Data extracts section start
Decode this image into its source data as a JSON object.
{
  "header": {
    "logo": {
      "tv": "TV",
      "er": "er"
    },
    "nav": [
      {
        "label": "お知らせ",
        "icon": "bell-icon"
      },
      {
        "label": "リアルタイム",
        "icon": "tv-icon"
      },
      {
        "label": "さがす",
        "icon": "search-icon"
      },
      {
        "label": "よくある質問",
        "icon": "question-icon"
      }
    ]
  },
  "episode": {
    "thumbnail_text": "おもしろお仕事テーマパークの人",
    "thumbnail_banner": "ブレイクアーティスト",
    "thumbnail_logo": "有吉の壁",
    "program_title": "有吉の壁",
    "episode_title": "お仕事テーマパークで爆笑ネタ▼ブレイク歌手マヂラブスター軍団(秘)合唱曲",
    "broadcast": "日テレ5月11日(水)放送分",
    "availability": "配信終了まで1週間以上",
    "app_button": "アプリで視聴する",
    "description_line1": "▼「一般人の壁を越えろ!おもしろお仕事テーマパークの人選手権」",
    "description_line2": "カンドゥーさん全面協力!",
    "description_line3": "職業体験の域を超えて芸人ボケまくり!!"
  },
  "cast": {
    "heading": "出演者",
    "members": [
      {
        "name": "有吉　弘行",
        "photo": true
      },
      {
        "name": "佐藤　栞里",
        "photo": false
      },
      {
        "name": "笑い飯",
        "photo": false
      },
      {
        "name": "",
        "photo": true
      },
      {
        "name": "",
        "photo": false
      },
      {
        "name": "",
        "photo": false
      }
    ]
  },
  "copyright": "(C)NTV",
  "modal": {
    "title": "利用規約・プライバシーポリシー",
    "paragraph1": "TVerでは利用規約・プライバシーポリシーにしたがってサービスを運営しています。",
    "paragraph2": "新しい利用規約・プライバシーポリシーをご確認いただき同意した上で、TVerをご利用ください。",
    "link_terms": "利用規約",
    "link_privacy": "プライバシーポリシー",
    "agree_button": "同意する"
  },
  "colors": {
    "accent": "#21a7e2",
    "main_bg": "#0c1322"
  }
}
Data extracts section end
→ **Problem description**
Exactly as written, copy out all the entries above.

→ **Answer section**
Decode this image into its source data as a JSON object.
{
  "header": {
    "logo": {
      "tv": "TV",
      "er": "er"
    },
    "nav": [
      {
        "label": "お知らせ",
        "icon": "bell-icon"
      },
      {
        "label": "リアルタイム",
        "icon": "tv-icon"
      },
      {
        "label": "さがす",
        "icon": "search-icon"
      },
      {
        "label": "よくある質問",
        "icon": "question-icon"
      }
    ]
  },
  "episode": {
    "thumbnail_text": "おもしろお仕事テーマパークの人",
    "thumbnail_banner": "ブレイクアーティスト",
    "thumbnail_logo": "有吉の壁",
    "program_title": "有吉の壁",
    "episode_title": "お仕事テーマパークで爆笑ネタ▼ブレイク歌手マヂラブスター軍団(秘)合唱曲",
    "broadcast": "日テレ5月11日(水)放送分",
    "availability": "配信終了まで1週間以上",
    "app_button": "アプリで視聴する",
    "description_line1": "▼「一般人の壁を越えろ!おもしろお仕事テーマパークの人選手権」",
    "description_line2": "カンドゥーさん全面協力!",
    "description_line3": "職業体験の域を超えて芸人ボケまくり!!"
  },
  "cast": {
    "heading": "出演者",
    "members": [
      {
        "name": "有吉　弘行",
        "photo": true
      },
      {
        "name": "佐藤　栞里",
        "photo": false
      },
      {
        "name": "笑い飯",
        "photo": false
      },
      {
        "name": "",
        "photo": true
      },
      {
        "name": "",
        "photo": false
      },
      {
        "name": "",
        "photo": false
      }
    ]
  },
  "copyright": "(C)NTV",
  "modal": {
    "title": "利用規約・プライバシーポリシー",
    "paragraph1": "TVerでは利用規約・プライバシーポリシーにしたがってサービスを運営しています。",
    "paragraph2": "新しい利用規約・プライバシーポリシーをご確認いただき同意した上で、TVerをご利用ください。",
    "link_terms": "利用規約",
    "link_privacy": "プライバシーポリシー",
    "agree_button": "同意する"
  },
  "colors": {
    "accent": "#21a7e2",
    "main_bg": "#0c1322"
  }
}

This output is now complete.